*EXERCISE OBJECTIVE*
Say how many lines in the records contain the string "data", giving the number by itself.
[[ EXTRACTED RECORDS open ]]
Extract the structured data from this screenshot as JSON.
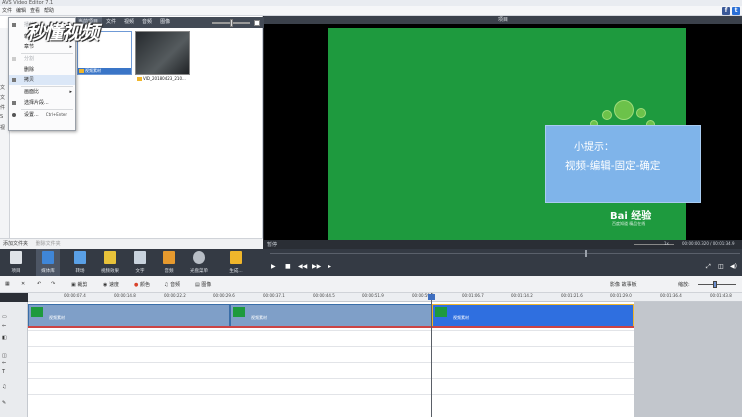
{
  "title": "AVS Video Editor 7.1",
  "menu": [
    "文件",
    "编辑",
    "查看",
    "帮助"
  ],
  "left_tabs": [
    "当前项目",
    "文件",
    "视频",
    "音频",
    "图像"
  ],
  "media_items": [
    {
      "name": "视频素材"
    },
    {
      "name": "VID_20180423_210..."
    }
  ],
  "folder_labels": [
    "文",
    "文",
    "件",
    "S",
    "视"
  ],
  "left_footer": [
    "添加文件夹",
    "删除文件夹"
  ],
  "context_menu": [
    {
      "label": "播放",
      "enabled": false,
      "submenu": false
    },
    {
      "label": "轨",
      "enabled": true,
      "submenu": true
    },
    {
      "label": "章节",
      "enabled": true,
      "submenu": true
    },
    {
      "label": "分割",
      "enabled": false,
      "submenu": false
    },
    {
      "label": "删除",
      "enabled": true,
      "submenu": false
    },
    {
      "label": "拷贝",
      "enabled": true,
      "submenu": false
    },
    {
      "label": "画面比",
      "enabled": true,
      "submenu": true
    },
    {
      "label": "选择片段...",
      "enabled": true,
      "submenu": false
    },
    {
      "label": "设置...",
      "enabled": true,
      "submenu": false,
      "shortcut": "Ctrl+Enter"
    }
  ],
  "watermark": "秒懂视频",
  "preview": {
    "header": "项目",
    "tip_title": "小提示：",
    "tip_body": "视频-编辑-固定-确定",
    "brand": "Bai 经验",
    "brand_sub": "百度知道 精品在线",
    "status_left": "暂停",
    "speed": "1x",
    "time": "00:00:00.320 / 00:01:34.9"
  },
  "toolbar": [
    "项目",
    "媒体库",
    "转场",
    "视频效果",
    "文字",
    "音频",
    "光盘菜单",
    "生成..."
  ],
  "timeline_tools": [
    "裁剪",
    "速度",
    "颜色",
    "音频",
    "图像"
  ],
  "timeline_right": [
    "影像 故事板",
    "缩放:"
  ],
  "ruler_ticks": [
    "00:00:07.4",
    "00:00:14.8",
    "00:00:22.2",
    "00:00:29.6",
    "00:00:37.1",
    "00:00:44.5",
    "00:00:51.9",
    "00:00:59.3",
    "00:01:06.7",
    "00:01:14.2",
    "00:01:21.6",
    "00:01:29.0",
    "00:01:36.4",
    "00:01:43.8"
  ],
  "clips": [
    "视频素材",
    "视频素材",
    "视频素材"
  ],
  "colors": {
    "panel_dark": "#343a44",
    "preview_green": "#1e9a3e",
    "tip_blue": "#7fb4ea",
    "clip_active": "#2f6fe0",
    "clip_normal": "#7f9fc8"
  }
}
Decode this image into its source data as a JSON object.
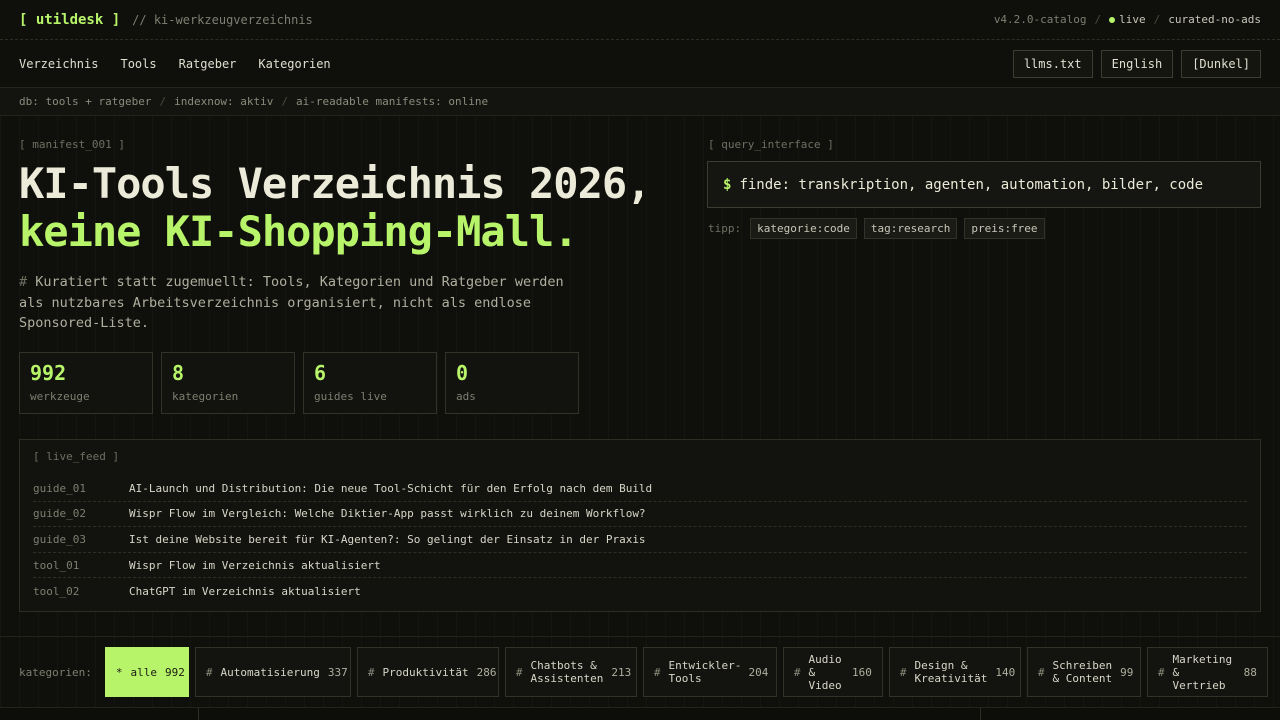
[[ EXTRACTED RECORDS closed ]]
*TASK ANSWER*
2